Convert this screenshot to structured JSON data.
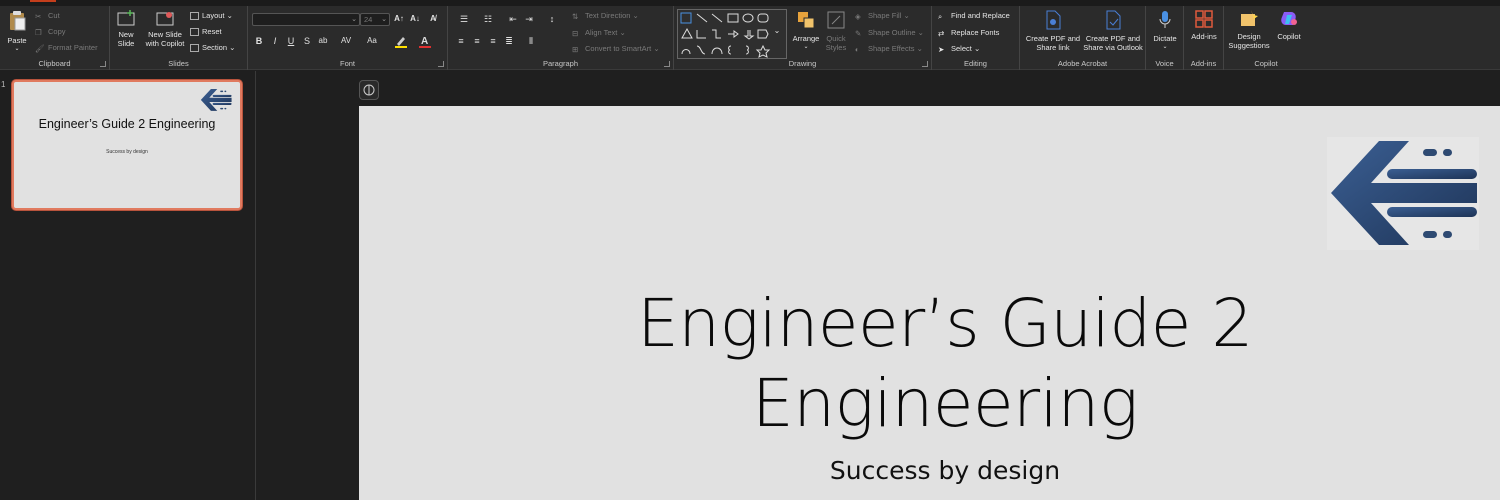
{
  "ribbon": {
    "clipboard": {
      "label": "Clipboard",
      "paste": "Paste",
      "cut": "Cut",
      "copy": "Copy",
      "format_painter": "Format Painter"
    },
    "slides": {
      "label": "Slides",
      "new_slide": "New Slide",
      "new_slide_copilot": "New Slide with Copilot",
      "layout": "Layout",
      "reset": "Reset",
      "section": "Section"
    },
    "font": {
      "label": "Font",
      "font_size": "24",
      "bold": "B",
      "italic": "I",
      "underline": "U",
      "strike": "S",
      "shadow": "ab",
      "spacing": "AV",
      "case": "Aa"
    },
    "paragraph": {
      "label": "Paragraph",
      "text_direction": "Text Direction",
      "align_text": "Align Text",
      "convert_smartart": "Convert to SmartArt"
    },
    "drawing": {
      "label": "Drawing",
      "arrange": "Arrange",
      "quick_styles": "Quick Styles",
      "shape_fill": "Shape Fill",
      "shape_outline": "Shape Outline",
      "shape_effects": "Shape Effects"
    },
    "editing": {
      "label": "Editing",
      "find_replace": "Find and Replace",
      "replace_fonts": "Replace Fonts",
      "select": "Select"
    },
    "acrobat": {
      "label": "Adobe Acrobat",
      "create_pdf_share": "Create PDF and Share link",
      "create_pdf_outlook": "Create PDF and Share via Outlook"
    },
    "voice": {
      "label": "Voice",
      "dictate": "Dictate"
    },
    "addins": {
      "label": "Add-ins",
      "addins": "Add-ins"
    },
    "copilot": {
      "label": "Copilot",
      "design_suggestions": "Design Suggestions",
      "copilot": "Copilot"
    }
  },
  "thumbnails": [
    {
      "number": "1",
      "title": "Engineer’s Guide 2 Engineering",
      "subtitle": "Success by design"
    }
  ],
  "slide": {
    "title": "Engineer’s Guide 2 Engineering",
    "subtitle": "Success by design"
  },
  "colors": {
    "accent": "#c43e1c",
    "logo_blue": "#2e4a72",
    "slide_bg": "#e1e1e1"
  }
}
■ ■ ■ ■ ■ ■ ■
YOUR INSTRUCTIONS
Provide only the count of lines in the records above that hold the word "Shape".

EXERCISE RESPONSE
3